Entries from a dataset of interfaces
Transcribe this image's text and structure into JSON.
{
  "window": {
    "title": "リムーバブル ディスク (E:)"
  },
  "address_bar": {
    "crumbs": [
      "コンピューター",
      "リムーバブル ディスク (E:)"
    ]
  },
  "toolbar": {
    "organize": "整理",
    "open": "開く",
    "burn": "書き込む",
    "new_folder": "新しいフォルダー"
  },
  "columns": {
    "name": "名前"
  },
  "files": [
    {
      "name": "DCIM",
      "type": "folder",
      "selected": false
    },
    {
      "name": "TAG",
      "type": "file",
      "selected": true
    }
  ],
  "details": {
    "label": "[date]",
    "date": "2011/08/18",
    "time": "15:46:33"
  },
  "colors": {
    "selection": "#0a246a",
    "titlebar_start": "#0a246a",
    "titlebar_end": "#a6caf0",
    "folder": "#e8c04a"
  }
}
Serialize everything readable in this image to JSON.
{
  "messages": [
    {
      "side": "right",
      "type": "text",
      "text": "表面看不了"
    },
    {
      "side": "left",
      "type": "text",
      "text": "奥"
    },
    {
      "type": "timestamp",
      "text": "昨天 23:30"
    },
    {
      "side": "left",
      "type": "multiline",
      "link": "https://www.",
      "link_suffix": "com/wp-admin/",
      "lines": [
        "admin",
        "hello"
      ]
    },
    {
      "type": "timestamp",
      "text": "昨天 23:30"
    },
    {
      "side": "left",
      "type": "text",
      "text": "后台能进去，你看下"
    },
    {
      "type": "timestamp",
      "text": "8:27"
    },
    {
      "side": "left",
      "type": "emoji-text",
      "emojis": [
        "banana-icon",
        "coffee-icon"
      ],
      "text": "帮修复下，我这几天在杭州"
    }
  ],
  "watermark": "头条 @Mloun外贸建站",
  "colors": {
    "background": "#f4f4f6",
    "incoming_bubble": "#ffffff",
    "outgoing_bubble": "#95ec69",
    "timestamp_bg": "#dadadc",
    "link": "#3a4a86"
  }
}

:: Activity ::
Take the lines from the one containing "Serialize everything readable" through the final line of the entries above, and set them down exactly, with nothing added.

:: Your response ::
Serialize everything readable in this image to JSON.
{
  "messages": [
    {
      "side": "right",
      "type": "text",
      "text": "表面看不了"
    },
    {
      "side": "left",
      "type": "text",
      "text": "奥"
    },
    {
      "type": "timestamp",
      "text": "昨天 23:30"
    },
    {
      "side": "left",
      "type": "multiline",
      "link": "https://www.",
      "link_suffix": "com/wp-admin/",
      "lines": [
        "admin",
        "hello"
      ]
    },
    {
      "type": "timestamp",
      "text": "昨天 23:30"
    },
    {
      "side": "left",
      "type": "text",
      "text": "后台能进去，你看下"
    },
    {
      "type": "timestamp",
      "text": "8:27"
    },
    {
      "side": "left",
      "type": "emoji-text",
      "emojis": [
        "banana-icon",
        "coffee-icon"
      ],
      "text": "帮修复下，我这几天在杭州"
    }
  ],
  "watermark": "头条 @Mloun外贸建站",
  "colors": {
    "background": "#f4f4f6",
    "incoming_bubble": "#ffffff",
    "outgoing_bubble": "#95ec69",
    "timestamp_bg": "#dadadc",
    "link": "#3a4a86"
  }
}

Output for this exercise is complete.